The Liberty Theatre in Columbus,Kansas, was mentioned in the July 14, 1919, issue of The Film Daily. Four years later, the July 14, 1923, issue of The Moving Picture World reported an improvement to the house:
“N. W. Houghston of the Liberty Theatre at Columbus, Kas., has installed two Typhoon fans. One is installed in order to take care of the balcony, while the other will send cool breezes over the orchestra.”
This item appeared in the March 29, 1919, issue of The Moving Picture World:
“BARBERTON, O. — Park Theatre Company, care A. J. Heiman, 156 Columbia street, has plans by Swirsky & Miller, Ohio Building, for two-story moving picture theatre and office building, 48 by 100 feet, to cost $50,000.”
The Orpheum in New London was to feature musical duo Bell and Richards on November 15, 1909, according to advertisements in Variety.
The Rialto is mentioned in the October 21, 1922, issue of Exhibitors Herald.
It appears that this house later went back to its original name. The Phoenix City and Salt River Valley Directory of 1912 has the Third Avenue Theatre listed as one of five houses in the city and gives the location as Third Avenue between Washington and Jefferson. The Third Avenue Theatre was also mentioned in the December 2, 1911, issue of the Arizona Republican, though it was hosting a political meeting, not a theatrical event.
The other theaters listed in 1912 were the Savoy, Adams corner of 1st; the Coliseum, corner 1st and E. Monroe; the Wigwam, 31 N. 1st; and the Elks' Theatre, 332 W. Washington. All but the Phoenix/Third Avenue were advertised in the December 26, 1911 Republican.
I’m sure the book got the address wrong. I’ve found a reference to the Lamara Theatre being very near Donofrio’s, a confectionery and ice cream parlor, and Donofrio’s was at 21 E. Washington (the candy factory on the Sanborn map.)
The June 13, 1914, issue of The American Contractor said that the general contract for construction of the Gaiety Theatre on Weybosset Street, Providence, had been awarded to Famigliette Bros.. The project was designed by William R. Walker & Son.

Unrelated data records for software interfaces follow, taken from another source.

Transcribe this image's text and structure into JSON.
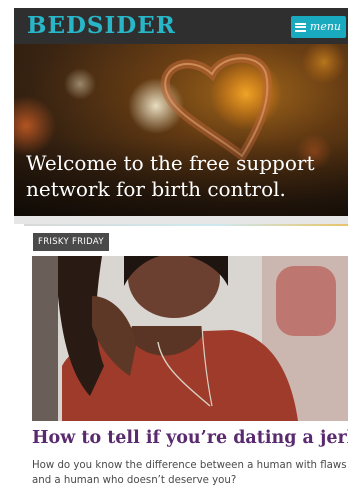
{
  "header": {
    "logo_text": "BEDSIDER",
    "menu_label": "menu",
    "brand_color": "#28b6c9"
  },
  "hero": {
    "headline": "Welcome to the free support network for birth control."
  },
  "article": {
    "category": "FRISKY FRIDAY",
    "title": "How to tell if you’re dating a jerk",
    "excerpt": "How do you know the difference between a human with flaws and a human who doesn’t deserve you?"
  }
}
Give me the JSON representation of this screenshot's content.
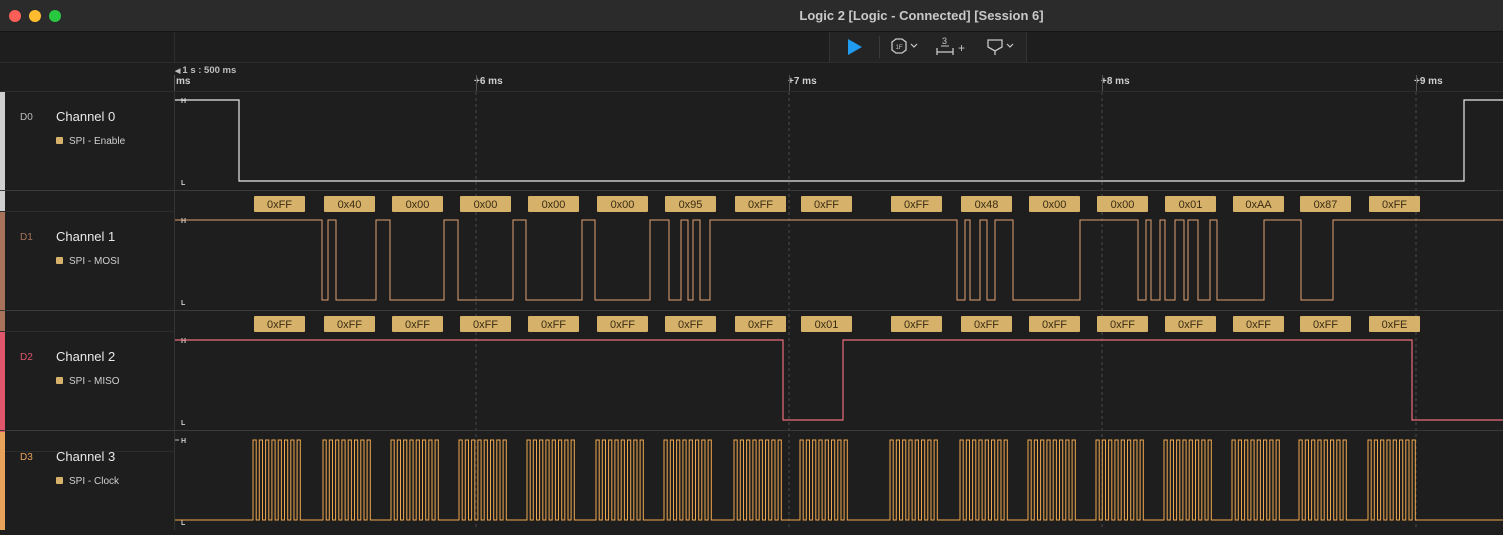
{
  "window": {
    "title": "Logic 2 [Logic - Connected] [Session 6]"
  },
  "toolbar": {
    "play_icon": "play-icon",
    "trigger_icon": "trigger-icon",
    "measure_label": "3",
    "measure_plus": "+",
    "marker_icon": "marker-icon"
  },
  "ruler": {
    "scale": "1 s : 500 ms",
    "unit": "ms",
    "ticks": [
      "+6 ms",
      "+7 ms",
      "+8 ms",
      "+9 ms"
    ]
  },
  "channels": [
    {
      "id": "D0",
      "name": "Channel 0",
      "analyzer": "SPI - Enable",
      "color": "#cfcfcf"
    },
    {
      "id": "D1",
      "name": "Channel 1",
      "analyzer": "SPI - MOSI",
      "color": "#a8735a"
    },
    {
      "id": "D2",
      "name": "Channel 2",
      "analyzer": "SPI - MISO",
      "color": "#e0566a"
    },
    {
      "id": "D3",
      "name": "Channel 3",
      "analyzer": "SPI - Clock",
      "color": "#e8a25a"
    }
  ],
  "level_labels": {
    "high": "H",
    "low": "L"
  },
  "mosi_bytes": [
    "0xFF",
    "0x40",
    "0x00",
    "0x00",
    "0x00",
    "0x00",
    "0x95",
    "0xFF",
    "0xFF",
    "0xFF",
    "0x48",
    "0x00",
    "0x00",
    "0x01",
    "0xAA",
    "0x87",
    "0xFF"
  ],
  "miso_bytes": [
    "0xFF",
    "0xFF",
    "0xFF",
    "0xFF",
    "0xFF",
    "0xFF",
    "0xFF",
    "0xFF",
    "0x01",
    "0xFF",
    "0xFF",
    "0xFF",
    "0xFF",
    "0xFF",
    "0xFF",
    "0xFF",
    "0xFE"
  ],
  "colors": {
    "annotation_fill": "#d5b16a",
    "annotation_text": "#3a2c12",
    "enable_wave": "#e8e8e8",
    "mosi_wave": "#e0a070",
    "miso_wave": "#ea6d7a",
    "clock_wave": "#f0a84e",
    "accent_play": "#1f9bef"
  }
}
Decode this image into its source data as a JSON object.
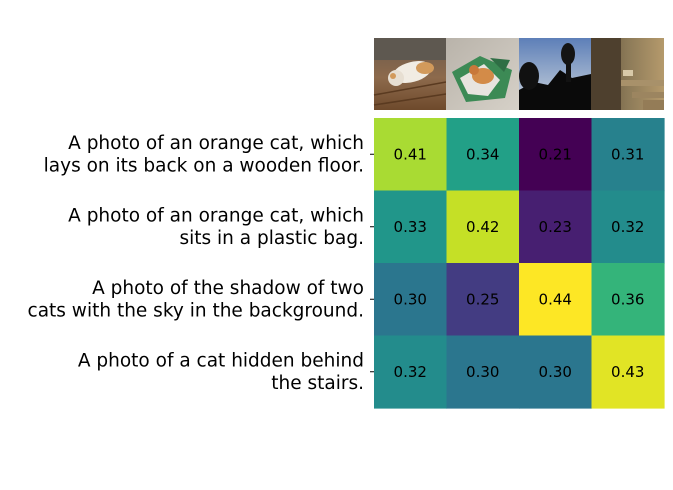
{
  "chart_data": {
    "type": "heatmap",
    "title": "",
    "xlabel": "",
    "ylabel": "",
    "colormap": "viridis",
    "value_range": [
      0.21,
      0.44
    ],
    "columns": [
      {
        "image": "cat-on-back-wooden-floor-photo"
      },
      {
        "image": "cat-in-plastic-bag-photo"
      },
      {
        "image": "cat-shadows-sky-photo"
      },
      {
        "image": "cat-behind-stairs-photo"
      }
    ],
    "rows": [
      [
        "A photo of an orange cat, which",
        "lays on its back on a wooden floor."
      ],
      [
        "A photo of an orange cat, which",
        "sits in a plastic bag."
      ],
      [
        "A photo of the shadow of two",
        "cats with the sky in the background."
      ],
      [
        "A photo of a cat hidden behind",
        "the stairs."
      ]
    ],
    "values": [
      [
        0.41,
        0.34,
        0.21,
        0.31
      ],
      [
        0.33,
        0.42,
        0.23,
        0.32
      ],
      [
        0.3,
        0.25,
        0.44,
        0.36
      ],
      [
        0.32,
        0.3,
        0.3,
        0.43
      ]
    ]
  }
}
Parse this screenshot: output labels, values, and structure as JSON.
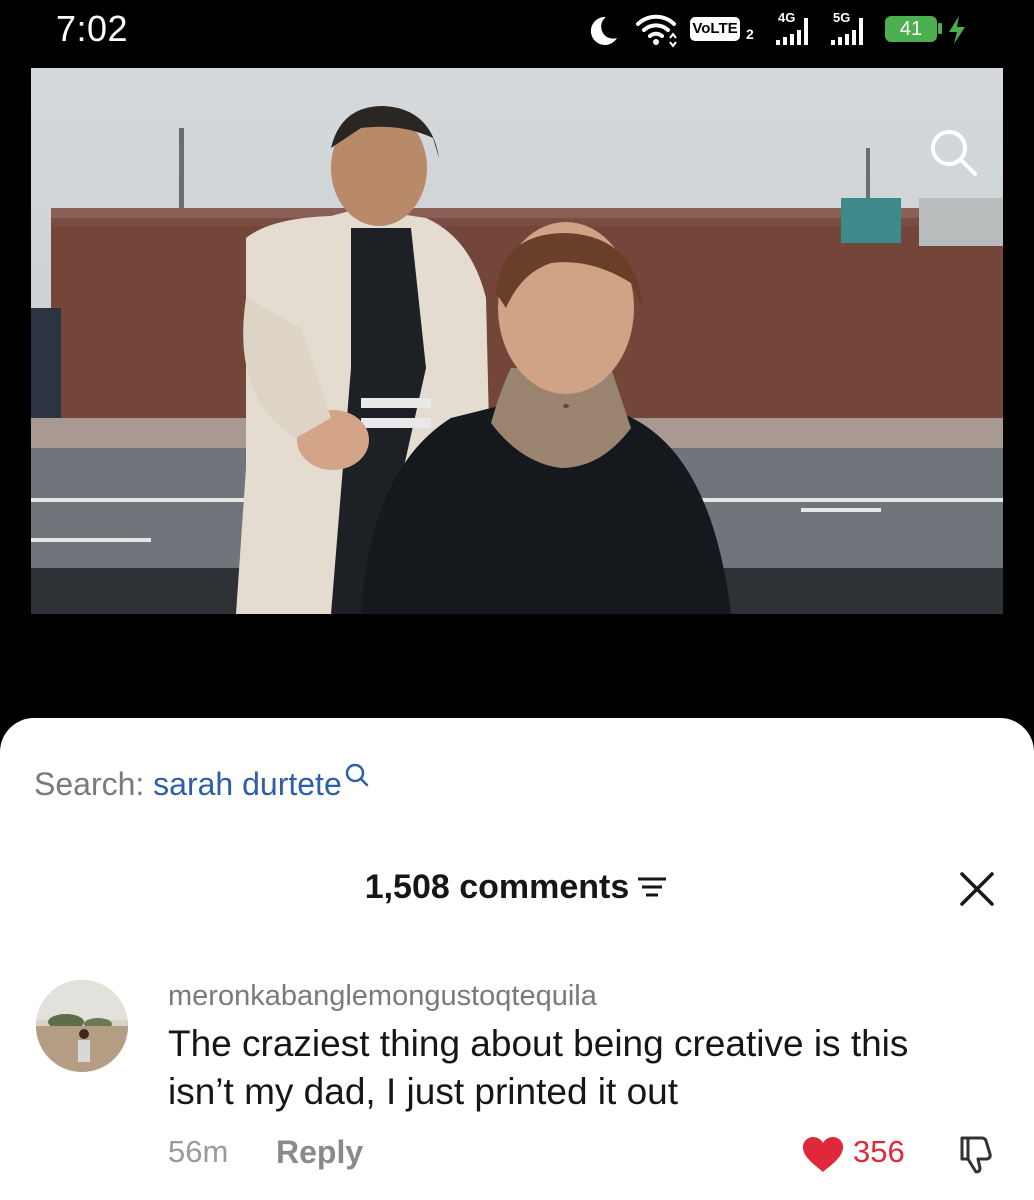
{
  "status_bar": {
    "time": "7:02",
    "volte": "VoLTE",
    "sim": "2",
    "network_1": "4G",
    "network_2": "5G",
    "battery": "41",
    "icons": [
      "moon-icon",
      "wifi-icon",
      "signal-icon",
      "battery-icon",
      "charging-icon"
    ]
  },
  "video": {
    "search_icon": "search-icon"
  },
  "search_suggestion": {
    "prefix": "Search:",
    "term": "sarah durtete"
  },
  "comments": {
    "count_label": "1,508 comments",
    "items": [
      {
        "username": "meronkabanglemongustoqtequila",
        "text": "The craziest thing about being creative is this isn’t my dad, I just printed it out",
        "time": "56m",
        "reply_label": "Reply",
        "likes": "356"
      }
    ]
  },
  "colors": {
    "link_blue": "#2e5fa8",
    "like_red": "#e0283a",
    "battery_green": "#4caf50"
  }
}
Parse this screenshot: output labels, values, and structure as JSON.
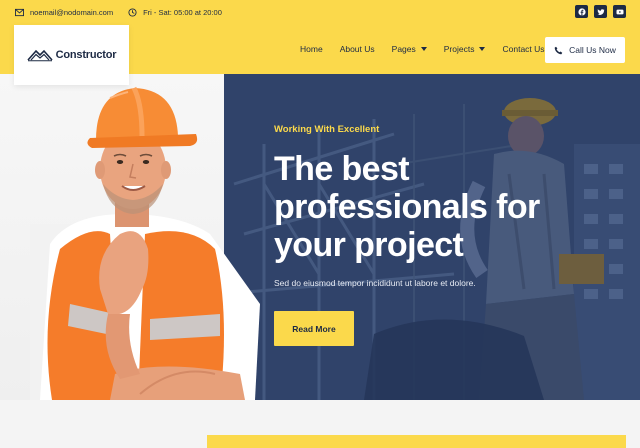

The address 2410 East Lynn Street is actually the back wall of the theater’s auditorium. The theater’s entrance was through that splendid Gothic arch at 2308 24th Avenue East.
This item from the September 13, 1924, issue of Exhibitor’s Trade Review is probably about the Montlake Theatre:
“W. W. Armstrong, is building a house at 24th Avenue and East Lynn Street, Seattle. It is planned to seat 580 people. Construction will begin shortly. George Purvis of Seattle is architect.”
A nocturnal photo of the Lamara Theatre appears at the top of page 85 of Vanishing Phoenix, by Robert A. Melikian (Google Books preview.)
The Riviera Theatre last operated in the building that was built in 1924 as the Liberty Theatre. This photo from the 1920s shows part of the theater at far right, and the L in the name Liberty can just be made out on the sign above the marquee.
This photo from the 1940s shows the Riviera just down the block, and it’s clearly the same building the Liberty was in in the 1920s photo.
If there was a Riviera Theatre in Sumner in 1911, the only explanation I can think of is that the original Riviera was closed sometime before the 1940s photo was made and the name was moved to the Liberty building. However, the only theater I’ve found mentioned at Sumner in early trade journals is a house called the Sumner Theatre, in operation by 1916 and still operating in 1922. I haven’t found William Nasmyth mentioned in any of the early trade journals, either.